$[] \qquad \quad 16 \quad A\wedge B \Rightarrow \neg (\neg A \vee \neg B) \qquad\Rightarrow I 15,11$

$[]\qquad \quad 17 \quad A\wedge B \Leftrightarrow \neg (\neg A \vee \neg B) \qquad \Leftrightarrow I 9,16$

I am not sure but I think the calculus is from the book: $\textit{Allen, Colin, and Michael Hand. Logic primer. Mit Press, 2001}$.

• RAA is probably one of (or maybe both) the Negation Introduction/Elimination rules – Bram28 Nov 16 '17 at 17:14

The OP asks for a proof of DeMorgan's laws with the following restriction:

We are allowed to use the introduction and elimination of the following operators: ¬,∧,∨,⇒⟺

No other rules are allowed.

Essentially we are restricted to intuitionistic natural deduction inference rules. However, according to the answers to this question Do De Morgan's laws hold in propositional intuitionistic logic?, not all of the four DeMorgan's laws can be shown using intuitionistic logic.

Here is an attempt at a proof that cannot be finished because I am not allowed to use double negation elimination nor indirect proof which I would have used on lines 15 and 19. All I can derive is $$\neg \neg A \land \neg \neg B$$ which I derive as a compromise on line 20:

Kevin Klement's JavaScript/PHP Fitch-style natural deduction proof editor and checker http://proofs.openlogicproject.org/
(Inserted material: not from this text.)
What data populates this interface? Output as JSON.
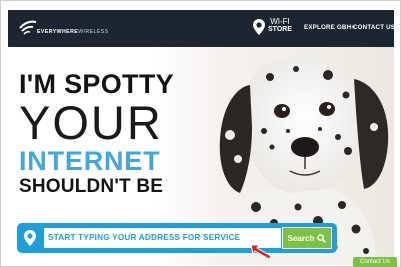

• See Bram28's answer. The rule called "negation elimination" in Symbolic Logic by David W. Agler, is known as "indirect proof (IP)" in the Open Logic Projects' proof checker. – Graham Kemp Aug 14 at 22:22
• @GrahamKemp I don't think Bram28's answer is correct. Lines 20 and 24 reference incorrectly $\neg E$. That rule derives the absurdity symbol. See my lines 14 and 18. What Bram28 is using is called indirect proof as you mention. That implies double negation elimination which cannot be derived using the permitted inference rules for this question. – Frank Hubeny Aug 15 at 13:53
• As pointed out, different texts define the rules differently. The OP's text does not use the absurdity symbol, just contrary statements. What it calls negation elimination is: when assumption of a negative derives contradictory statements, you may discharge the assumption to infer the positive. – Graham Kemp Aug 15 at 20:36
• @GrahamKemp The OP was given the problem with a constraint to use only certain rules. That is all. The details of those rules were not specified. My suspicion is that the OP was given the problem to show something that could not be shown with intuitionistic rules. – Frank Hubeny Aug 15 at 21:04
• Yes, but just listing the name of the rules is often not sufficient, since different systems use the same names for different rules. There isn't a single standard (and that is annoying). When quizzed on this in the comments, the OP clarified that the book was David W. Agler's Symbolic Logic: Semantics, Syntax, and Proof. – Graham Kemp Aug 15 at 22:33